Its parent company Lynas Rare Earths informed the Australian Securities Exchange in a filing yesterday that its wholly owned Malaysian subsidiary is seeking the minister’s aid to reverse the conditions imposed last month by the local atomic energy regulator as part of its three-year licence renewal.
“Lynas advises that wholly-owned subsidiary Lynas Malaysia has appealed to the Minister of the Ministry of Science, Technology and Innovation under the Atomic Energy Licence Act 1984 seeking administrative review of the decision of the Atomic Energy Licencing Board (AELB) in failing to consider Lynas’ application for the removal of the licence conditions prohibiting the import and processing of lanthanide concentrate after 1 July 2023,” it said in the brief statement.
It did not disclose the date the appeal was filed.
Earlier this week, Chang confirmed that the AELB – which is under his ministry – had given a conditional renewal to Lynas Malaysia for the next three years starting March 3 this year to March 3, 2026.
The conditions include cracking and leaching activities, the generation of water leach purification residues, and the importation of lanthanide concentrates from Australia.

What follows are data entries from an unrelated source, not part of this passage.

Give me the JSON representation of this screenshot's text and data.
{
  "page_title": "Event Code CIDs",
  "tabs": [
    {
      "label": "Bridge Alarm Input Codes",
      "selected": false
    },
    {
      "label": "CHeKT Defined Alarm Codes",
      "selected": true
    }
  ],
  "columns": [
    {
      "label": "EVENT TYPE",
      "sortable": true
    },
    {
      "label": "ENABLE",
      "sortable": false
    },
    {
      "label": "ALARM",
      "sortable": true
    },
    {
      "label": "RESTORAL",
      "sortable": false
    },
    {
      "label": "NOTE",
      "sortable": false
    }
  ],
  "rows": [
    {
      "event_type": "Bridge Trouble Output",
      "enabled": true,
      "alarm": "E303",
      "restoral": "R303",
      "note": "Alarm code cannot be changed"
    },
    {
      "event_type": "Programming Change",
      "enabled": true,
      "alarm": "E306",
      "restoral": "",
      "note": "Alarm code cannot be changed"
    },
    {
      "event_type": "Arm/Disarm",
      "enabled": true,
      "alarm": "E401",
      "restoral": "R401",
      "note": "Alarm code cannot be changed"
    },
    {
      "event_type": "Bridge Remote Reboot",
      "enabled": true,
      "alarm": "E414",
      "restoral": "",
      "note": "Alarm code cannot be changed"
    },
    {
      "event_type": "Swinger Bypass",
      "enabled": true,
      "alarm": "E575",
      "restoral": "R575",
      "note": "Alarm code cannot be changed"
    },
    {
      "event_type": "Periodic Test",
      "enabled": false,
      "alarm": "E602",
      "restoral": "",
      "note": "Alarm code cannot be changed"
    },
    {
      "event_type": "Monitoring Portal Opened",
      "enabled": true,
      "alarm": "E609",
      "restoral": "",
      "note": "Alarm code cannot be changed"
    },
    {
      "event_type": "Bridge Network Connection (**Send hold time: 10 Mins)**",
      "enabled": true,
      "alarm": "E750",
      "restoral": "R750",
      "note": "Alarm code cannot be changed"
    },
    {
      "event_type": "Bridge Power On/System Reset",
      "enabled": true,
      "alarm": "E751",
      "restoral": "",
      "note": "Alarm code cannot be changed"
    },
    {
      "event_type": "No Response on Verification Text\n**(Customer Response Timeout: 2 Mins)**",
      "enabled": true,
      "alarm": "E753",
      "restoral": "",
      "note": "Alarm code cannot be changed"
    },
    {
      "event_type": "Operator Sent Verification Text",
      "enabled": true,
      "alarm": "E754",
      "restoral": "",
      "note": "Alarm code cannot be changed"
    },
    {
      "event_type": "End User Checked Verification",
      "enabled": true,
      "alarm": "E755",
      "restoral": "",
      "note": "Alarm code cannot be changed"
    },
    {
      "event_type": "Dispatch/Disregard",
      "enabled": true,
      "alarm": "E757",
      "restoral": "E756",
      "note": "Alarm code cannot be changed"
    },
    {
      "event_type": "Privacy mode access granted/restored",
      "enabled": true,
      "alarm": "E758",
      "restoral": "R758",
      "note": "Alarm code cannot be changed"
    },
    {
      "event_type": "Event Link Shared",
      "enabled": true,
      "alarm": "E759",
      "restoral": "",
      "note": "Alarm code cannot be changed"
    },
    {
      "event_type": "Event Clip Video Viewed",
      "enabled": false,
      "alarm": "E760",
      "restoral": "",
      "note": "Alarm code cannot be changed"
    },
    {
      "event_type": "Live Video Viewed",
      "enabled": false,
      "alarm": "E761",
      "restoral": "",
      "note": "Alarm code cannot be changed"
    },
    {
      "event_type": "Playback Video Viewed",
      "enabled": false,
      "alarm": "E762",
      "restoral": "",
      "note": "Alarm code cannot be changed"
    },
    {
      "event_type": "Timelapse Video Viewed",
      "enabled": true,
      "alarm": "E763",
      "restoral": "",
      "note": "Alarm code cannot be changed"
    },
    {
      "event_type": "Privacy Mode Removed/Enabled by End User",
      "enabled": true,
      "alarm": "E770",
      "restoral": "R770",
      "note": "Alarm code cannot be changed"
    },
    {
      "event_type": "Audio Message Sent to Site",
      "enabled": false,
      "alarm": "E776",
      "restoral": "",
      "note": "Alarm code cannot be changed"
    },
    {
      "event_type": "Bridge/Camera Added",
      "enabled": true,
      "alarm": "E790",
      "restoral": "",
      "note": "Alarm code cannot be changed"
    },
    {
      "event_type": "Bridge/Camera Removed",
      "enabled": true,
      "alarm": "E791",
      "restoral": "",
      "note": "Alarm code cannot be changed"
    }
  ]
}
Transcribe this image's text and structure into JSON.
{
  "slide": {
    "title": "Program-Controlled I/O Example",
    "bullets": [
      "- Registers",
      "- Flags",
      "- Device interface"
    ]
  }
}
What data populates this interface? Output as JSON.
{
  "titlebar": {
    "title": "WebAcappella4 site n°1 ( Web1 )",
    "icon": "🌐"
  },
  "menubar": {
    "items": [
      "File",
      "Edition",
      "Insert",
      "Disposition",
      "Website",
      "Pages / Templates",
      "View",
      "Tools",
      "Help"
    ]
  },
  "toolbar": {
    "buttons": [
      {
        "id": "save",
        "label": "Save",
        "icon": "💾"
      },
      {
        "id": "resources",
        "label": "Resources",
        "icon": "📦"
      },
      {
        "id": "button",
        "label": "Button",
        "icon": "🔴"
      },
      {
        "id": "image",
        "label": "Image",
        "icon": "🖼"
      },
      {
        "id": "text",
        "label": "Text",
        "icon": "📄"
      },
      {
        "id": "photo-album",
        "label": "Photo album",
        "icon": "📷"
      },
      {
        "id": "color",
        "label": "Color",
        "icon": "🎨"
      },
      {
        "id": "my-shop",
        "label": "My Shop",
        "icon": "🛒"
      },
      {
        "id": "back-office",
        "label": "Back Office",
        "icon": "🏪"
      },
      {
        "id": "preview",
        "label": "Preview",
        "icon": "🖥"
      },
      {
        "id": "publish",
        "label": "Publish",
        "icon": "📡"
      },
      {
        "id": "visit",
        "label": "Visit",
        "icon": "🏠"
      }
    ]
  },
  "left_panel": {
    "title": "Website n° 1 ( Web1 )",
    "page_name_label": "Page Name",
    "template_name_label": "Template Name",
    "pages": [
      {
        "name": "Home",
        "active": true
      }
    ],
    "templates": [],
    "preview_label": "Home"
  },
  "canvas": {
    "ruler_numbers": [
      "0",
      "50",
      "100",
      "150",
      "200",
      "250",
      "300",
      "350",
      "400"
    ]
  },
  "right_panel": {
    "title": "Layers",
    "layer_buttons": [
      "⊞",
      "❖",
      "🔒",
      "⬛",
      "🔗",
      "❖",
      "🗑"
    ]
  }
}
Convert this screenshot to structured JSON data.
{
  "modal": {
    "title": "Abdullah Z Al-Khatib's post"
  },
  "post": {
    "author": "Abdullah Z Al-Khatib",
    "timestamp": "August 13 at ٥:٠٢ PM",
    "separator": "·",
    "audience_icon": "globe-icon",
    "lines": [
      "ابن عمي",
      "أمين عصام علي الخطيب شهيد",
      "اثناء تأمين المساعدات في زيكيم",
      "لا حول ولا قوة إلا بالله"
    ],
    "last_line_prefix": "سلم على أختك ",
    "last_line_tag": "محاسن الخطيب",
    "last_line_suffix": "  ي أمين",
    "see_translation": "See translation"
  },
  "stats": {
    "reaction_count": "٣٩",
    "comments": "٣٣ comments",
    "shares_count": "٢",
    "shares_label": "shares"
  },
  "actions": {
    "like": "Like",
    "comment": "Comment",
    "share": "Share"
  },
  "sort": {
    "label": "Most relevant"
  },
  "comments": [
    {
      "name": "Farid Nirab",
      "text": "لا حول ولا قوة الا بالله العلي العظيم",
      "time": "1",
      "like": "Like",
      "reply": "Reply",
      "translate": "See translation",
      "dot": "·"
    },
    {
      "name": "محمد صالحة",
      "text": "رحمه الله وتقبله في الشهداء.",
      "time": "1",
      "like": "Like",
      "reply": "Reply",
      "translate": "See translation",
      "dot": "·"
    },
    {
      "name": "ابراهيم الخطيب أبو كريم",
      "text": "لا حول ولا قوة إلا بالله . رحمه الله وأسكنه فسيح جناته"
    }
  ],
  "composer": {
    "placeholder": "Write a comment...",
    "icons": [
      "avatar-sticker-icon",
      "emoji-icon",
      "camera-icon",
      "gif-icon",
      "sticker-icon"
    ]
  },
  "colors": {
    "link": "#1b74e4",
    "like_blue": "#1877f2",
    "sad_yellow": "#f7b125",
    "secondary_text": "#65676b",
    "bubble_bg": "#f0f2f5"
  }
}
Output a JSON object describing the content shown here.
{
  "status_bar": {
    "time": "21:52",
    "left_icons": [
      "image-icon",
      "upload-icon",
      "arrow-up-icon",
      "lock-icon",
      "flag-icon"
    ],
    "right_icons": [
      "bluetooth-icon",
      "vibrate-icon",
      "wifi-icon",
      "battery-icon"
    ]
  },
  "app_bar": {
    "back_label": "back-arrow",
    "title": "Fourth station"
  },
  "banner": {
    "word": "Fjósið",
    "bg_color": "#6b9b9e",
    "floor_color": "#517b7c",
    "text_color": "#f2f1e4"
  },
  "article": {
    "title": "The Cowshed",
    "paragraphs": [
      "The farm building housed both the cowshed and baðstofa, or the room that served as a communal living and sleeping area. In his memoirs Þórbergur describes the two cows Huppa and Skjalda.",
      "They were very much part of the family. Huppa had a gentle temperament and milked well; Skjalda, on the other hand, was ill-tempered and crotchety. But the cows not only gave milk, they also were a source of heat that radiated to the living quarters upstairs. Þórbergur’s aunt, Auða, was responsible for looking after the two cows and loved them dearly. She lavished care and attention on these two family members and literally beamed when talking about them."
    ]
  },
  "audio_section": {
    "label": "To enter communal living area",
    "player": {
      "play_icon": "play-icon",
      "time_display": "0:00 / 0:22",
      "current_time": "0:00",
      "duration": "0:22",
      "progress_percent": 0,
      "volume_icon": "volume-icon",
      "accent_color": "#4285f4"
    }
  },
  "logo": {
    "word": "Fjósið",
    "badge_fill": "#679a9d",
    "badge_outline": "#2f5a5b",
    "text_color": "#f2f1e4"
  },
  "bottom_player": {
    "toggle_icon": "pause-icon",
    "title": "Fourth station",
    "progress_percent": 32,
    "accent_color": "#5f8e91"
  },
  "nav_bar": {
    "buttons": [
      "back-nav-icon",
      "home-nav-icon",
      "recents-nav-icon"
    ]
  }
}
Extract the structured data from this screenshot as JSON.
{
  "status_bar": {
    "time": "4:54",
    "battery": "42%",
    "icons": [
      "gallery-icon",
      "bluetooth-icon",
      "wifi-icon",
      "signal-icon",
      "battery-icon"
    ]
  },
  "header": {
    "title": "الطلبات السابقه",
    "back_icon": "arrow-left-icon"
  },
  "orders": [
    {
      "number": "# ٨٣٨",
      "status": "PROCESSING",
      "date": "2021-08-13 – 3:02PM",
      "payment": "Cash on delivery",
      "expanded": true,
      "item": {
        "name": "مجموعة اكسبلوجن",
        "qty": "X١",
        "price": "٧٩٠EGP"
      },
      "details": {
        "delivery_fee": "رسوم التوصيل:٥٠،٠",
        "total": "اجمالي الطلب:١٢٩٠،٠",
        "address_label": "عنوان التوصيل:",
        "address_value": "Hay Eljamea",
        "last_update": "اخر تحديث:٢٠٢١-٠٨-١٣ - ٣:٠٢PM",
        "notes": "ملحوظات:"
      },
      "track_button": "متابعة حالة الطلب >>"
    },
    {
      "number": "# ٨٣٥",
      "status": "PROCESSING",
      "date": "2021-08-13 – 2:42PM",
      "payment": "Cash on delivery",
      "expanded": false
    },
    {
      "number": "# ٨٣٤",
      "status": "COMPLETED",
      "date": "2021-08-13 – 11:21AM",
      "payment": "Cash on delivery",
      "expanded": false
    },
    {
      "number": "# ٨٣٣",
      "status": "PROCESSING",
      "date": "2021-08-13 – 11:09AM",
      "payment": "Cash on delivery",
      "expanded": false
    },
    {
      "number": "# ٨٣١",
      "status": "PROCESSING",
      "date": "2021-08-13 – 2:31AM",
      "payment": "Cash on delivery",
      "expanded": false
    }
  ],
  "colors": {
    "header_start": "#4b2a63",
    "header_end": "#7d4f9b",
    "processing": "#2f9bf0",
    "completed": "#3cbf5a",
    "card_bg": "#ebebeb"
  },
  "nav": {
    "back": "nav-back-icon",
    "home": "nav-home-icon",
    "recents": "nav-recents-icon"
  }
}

He said the conditions were aimed to prevent the recurrence of another radioactive waste disaster in the country, and that Lynas must follow these conditions by July or its licence will be revoked but that the company would have 60 days to file an appeal.
Residents in Perak in the 1980s had suffered the effects of a radioactive pollution – that included cancer and birth defects – said to be from the mining of rare earths in Bukit Merah that was operated by Japanese giant Mitsubishi Chemicals until it closed in 1994. — Malay Mail